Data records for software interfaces
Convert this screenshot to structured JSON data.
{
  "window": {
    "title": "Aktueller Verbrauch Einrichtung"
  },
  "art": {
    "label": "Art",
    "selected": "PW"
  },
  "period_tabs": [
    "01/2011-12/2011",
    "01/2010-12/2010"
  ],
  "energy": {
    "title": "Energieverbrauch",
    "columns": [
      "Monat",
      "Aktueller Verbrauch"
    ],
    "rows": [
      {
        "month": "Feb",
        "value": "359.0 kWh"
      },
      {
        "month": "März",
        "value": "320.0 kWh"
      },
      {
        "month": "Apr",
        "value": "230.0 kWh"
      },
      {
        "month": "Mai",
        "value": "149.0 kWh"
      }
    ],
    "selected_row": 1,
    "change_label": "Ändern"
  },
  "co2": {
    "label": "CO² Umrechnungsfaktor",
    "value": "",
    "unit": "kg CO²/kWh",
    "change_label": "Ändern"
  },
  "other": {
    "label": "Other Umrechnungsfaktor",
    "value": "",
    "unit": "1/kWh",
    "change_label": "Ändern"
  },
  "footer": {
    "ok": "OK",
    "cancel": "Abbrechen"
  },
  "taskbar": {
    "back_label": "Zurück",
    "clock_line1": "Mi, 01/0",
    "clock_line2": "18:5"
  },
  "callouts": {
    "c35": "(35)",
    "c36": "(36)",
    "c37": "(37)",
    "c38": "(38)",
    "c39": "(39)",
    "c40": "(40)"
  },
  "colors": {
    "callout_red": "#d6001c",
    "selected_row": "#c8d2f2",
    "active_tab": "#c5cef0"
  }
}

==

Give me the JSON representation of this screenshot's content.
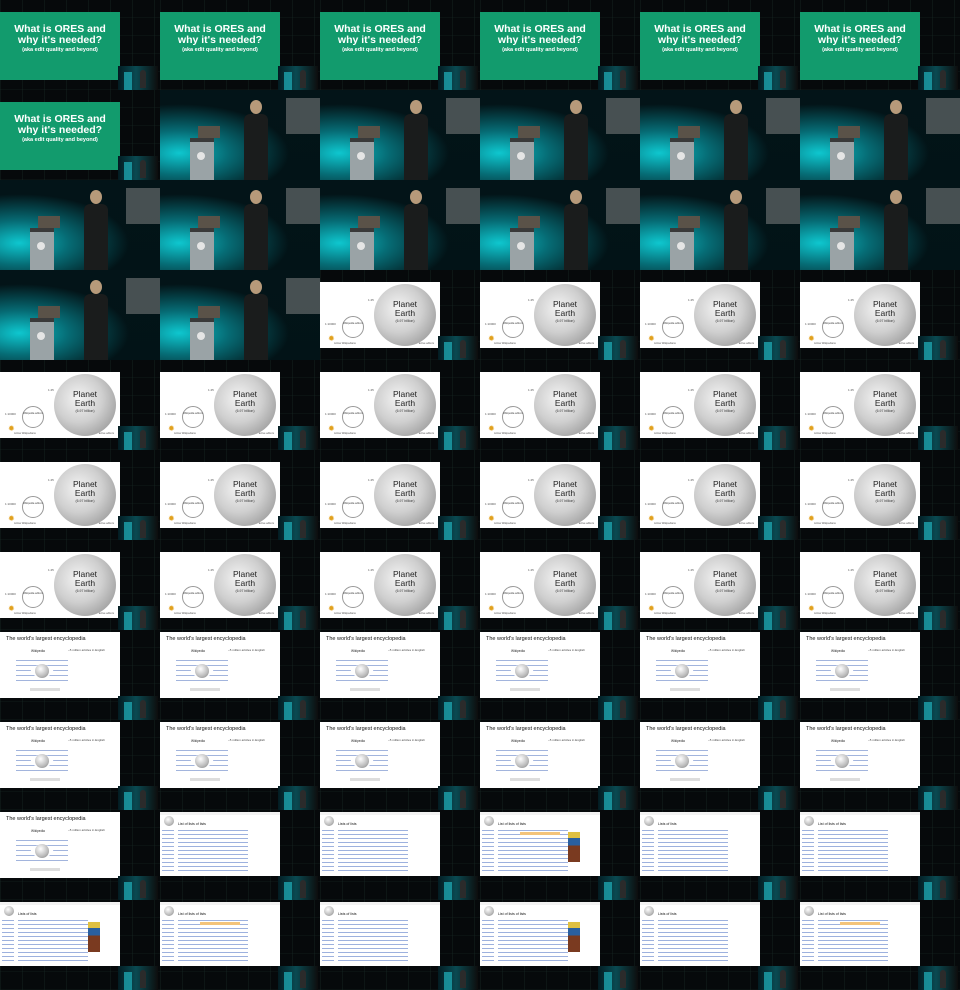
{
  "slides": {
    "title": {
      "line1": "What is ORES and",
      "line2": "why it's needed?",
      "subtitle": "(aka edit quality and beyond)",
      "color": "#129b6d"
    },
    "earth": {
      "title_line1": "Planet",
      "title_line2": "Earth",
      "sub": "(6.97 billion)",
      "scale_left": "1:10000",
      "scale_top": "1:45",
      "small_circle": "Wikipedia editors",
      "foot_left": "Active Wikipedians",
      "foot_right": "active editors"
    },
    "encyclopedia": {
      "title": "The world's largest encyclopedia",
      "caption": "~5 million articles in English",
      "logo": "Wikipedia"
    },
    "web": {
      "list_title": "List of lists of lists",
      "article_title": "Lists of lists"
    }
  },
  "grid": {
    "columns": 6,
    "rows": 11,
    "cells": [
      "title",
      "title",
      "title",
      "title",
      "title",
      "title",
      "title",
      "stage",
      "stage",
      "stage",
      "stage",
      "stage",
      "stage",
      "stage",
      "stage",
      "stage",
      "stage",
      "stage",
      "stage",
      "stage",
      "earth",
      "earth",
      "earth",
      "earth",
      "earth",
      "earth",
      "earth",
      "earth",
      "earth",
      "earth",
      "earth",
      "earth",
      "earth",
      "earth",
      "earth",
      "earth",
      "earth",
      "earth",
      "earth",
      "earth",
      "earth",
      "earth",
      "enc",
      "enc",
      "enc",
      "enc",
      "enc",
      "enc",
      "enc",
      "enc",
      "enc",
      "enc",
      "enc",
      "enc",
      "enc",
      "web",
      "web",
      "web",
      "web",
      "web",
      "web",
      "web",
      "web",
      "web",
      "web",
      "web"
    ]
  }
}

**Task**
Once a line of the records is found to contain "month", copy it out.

**Answer**
        "month": "Feb",
        "month": "März",
        "month": "Apr",
        "month": "Mai",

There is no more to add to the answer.